The trash doesn't take that long to pick up, and provides a little bit of exercise on a Sunday morning. The primary problem with the trash is that the fans tend to throw it under the bushes where I have to crawl on my stomach to get it out. I'd really rather they just drop it.
(c) Broken glass. But more recently we've been dealing with what seems to be a lot more broken glass than we ever had before. My wife got a badly infected foot from a sliver of it, and both I and my son got flat tires on our bicycles -- not from glass on our own property, which we carefully swept up but, because we're unwilling to sweep the entire neighborhood, from the sidewalks, roads and parking lots through which we need to ride on our way to work.
Part of the reason for the increase apparently is not a greater number of accidents, but rather because breaking glass has become a new form of entertainment for drunken college students. At least I witnessed students throwing bottles high in the air for the delight of watching them crash and shatter on the sidewalk or pavement.
When I was a boy I don't recall ever deliberately breaking glass. Accidentally, yes. But my father was very firm in impressing upon me the risks of flat tires (even automobile tires were much more vulnerable to glass in those days) and cut hands and feet from leaving broken glass around. Not only were we expected to pick up whatever we accidentally broke, we were expected to pick up whatever we saw, even though we had nothing to do with it. My guess is that he got that from his father, when Dad was growing up on a farm. Apparently parents don't teach that lesson any more. At least the students I talked to about it were very firm in their belief that they should be free to break bottles for entertainment, and that it was my responsibility to clean up after them.
A day or so after the Ohio State game the City's street sweeper came by the house.
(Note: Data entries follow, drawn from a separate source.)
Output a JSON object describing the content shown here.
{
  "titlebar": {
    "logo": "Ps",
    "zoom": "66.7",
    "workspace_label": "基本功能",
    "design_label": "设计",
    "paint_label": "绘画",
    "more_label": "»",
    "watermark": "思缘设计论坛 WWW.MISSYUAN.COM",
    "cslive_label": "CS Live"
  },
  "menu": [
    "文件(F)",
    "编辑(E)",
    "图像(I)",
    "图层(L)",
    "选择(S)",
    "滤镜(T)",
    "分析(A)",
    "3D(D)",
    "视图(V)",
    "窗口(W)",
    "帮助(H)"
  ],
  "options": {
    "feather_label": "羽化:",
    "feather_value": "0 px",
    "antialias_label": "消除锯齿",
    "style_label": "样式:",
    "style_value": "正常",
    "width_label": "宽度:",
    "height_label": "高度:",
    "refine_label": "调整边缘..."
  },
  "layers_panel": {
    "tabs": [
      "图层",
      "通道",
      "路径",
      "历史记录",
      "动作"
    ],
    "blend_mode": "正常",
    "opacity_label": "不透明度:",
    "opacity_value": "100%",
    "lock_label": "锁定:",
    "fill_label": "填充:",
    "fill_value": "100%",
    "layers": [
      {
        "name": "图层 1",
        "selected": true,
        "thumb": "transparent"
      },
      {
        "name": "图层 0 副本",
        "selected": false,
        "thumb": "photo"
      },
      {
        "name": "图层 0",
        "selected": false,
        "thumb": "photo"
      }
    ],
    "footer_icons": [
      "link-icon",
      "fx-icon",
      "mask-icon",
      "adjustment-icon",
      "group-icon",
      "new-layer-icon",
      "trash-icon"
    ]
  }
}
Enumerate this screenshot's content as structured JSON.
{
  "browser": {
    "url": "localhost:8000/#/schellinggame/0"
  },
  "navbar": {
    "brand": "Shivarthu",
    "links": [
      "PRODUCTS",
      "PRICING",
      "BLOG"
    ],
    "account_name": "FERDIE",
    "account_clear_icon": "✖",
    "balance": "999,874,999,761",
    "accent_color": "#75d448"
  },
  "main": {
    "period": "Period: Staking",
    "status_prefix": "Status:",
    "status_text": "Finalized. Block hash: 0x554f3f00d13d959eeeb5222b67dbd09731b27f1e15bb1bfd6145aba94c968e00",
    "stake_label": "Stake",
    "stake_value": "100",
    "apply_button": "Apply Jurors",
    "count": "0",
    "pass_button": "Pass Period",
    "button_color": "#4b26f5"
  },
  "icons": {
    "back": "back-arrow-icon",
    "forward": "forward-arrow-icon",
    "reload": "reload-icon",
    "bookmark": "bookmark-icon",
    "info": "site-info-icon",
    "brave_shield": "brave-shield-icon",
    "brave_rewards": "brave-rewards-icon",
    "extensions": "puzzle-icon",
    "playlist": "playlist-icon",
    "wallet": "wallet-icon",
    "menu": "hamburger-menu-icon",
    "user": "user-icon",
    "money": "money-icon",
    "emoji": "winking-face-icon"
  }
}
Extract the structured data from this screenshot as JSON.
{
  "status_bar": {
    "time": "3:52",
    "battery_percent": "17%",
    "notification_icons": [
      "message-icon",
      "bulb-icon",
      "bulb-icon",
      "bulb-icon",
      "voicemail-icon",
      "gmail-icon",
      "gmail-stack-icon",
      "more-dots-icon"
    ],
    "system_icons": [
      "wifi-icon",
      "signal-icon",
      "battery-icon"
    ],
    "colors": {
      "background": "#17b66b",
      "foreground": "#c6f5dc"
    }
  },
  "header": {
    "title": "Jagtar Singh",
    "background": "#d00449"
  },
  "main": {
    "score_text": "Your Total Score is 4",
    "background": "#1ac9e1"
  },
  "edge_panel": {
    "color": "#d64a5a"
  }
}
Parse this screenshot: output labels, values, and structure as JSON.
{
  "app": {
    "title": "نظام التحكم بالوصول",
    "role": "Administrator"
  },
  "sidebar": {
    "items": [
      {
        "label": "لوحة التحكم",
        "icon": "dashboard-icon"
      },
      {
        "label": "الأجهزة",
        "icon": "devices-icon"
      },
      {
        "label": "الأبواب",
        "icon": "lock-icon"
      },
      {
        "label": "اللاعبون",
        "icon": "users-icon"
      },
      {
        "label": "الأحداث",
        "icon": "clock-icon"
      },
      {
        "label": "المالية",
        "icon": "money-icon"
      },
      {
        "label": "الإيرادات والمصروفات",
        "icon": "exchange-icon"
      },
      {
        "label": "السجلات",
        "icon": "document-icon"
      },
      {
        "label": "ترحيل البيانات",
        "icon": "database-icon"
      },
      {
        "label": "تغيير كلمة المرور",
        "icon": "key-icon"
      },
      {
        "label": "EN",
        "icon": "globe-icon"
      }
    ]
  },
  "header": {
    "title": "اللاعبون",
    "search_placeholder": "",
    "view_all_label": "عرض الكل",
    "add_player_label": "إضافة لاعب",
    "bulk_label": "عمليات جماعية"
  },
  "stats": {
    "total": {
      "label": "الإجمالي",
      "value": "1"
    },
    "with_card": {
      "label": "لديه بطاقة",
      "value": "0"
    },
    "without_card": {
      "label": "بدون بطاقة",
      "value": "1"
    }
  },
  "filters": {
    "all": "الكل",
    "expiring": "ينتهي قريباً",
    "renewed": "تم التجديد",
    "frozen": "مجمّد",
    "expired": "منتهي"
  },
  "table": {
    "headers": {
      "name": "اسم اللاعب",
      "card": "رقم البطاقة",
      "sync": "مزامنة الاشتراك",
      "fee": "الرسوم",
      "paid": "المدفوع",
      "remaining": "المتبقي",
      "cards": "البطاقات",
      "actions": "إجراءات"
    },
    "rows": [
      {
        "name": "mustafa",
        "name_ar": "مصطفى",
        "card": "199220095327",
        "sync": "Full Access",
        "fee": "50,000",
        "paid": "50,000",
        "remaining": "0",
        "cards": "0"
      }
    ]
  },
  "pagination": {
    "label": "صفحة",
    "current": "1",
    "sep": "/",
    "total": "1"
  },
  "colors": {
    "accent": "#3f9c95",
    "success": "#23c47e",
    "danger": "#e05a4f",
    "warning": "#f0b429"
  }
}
They do an excellent job, and ever since I've been a kid I've enjoyed watching those machines move down the street, along the curb, cleaning all in their path.
But, as with the City paying to clean up the students' vomit on Sunday mornings, why should the City be assuming the responsibility -- and cost -- of cleaning up after the football fans?
These costs are "externalities," and they are being shifted from the football program, which takes in a substantial revenue stream from the games, onto the City's residents and taxpayers.
(d) The football program is bringing thousands of individuals and vehicles into Iowa City on football Saturdays and saying to its customers, in effect, "Look, we didn't want to put the $100 million we used to refurbish Kinnick into building a new stadium on the edge of town, where we could have eliminated or reduced traffic conjestion and provided adequate parking for you, so park wherever you can find space -- and sorry about the traffic jams. We don't want to go to the expense of providing rest rooms or porta johns, so if you need to go feel free to use the restrooms in the commercial, public and university buildings -- or just pee on the residents' lawns. And oh, yeah, the trash. Well, don't worry about that either. We don't want to be handling it with trash cans everywhere, or pay to have people going around and picking it up before and after the games. What a hassle that would be for us. So just feel free to throw it in the streets and on the residents' lawns. They and the City will be happy to pick it up and dispose of it for you."
The football program is, after all, a commercial venture. It should take financial responsibility for covering the costs that it creates, rather than simply shifting these externalities onto innocent bystanders.
It's just one more of the conflicts and concerns raised by our collegiate football program.
Technorati tags: football, athletics, academics, alcohol, college, gambling, externalities, University of Iowa, education.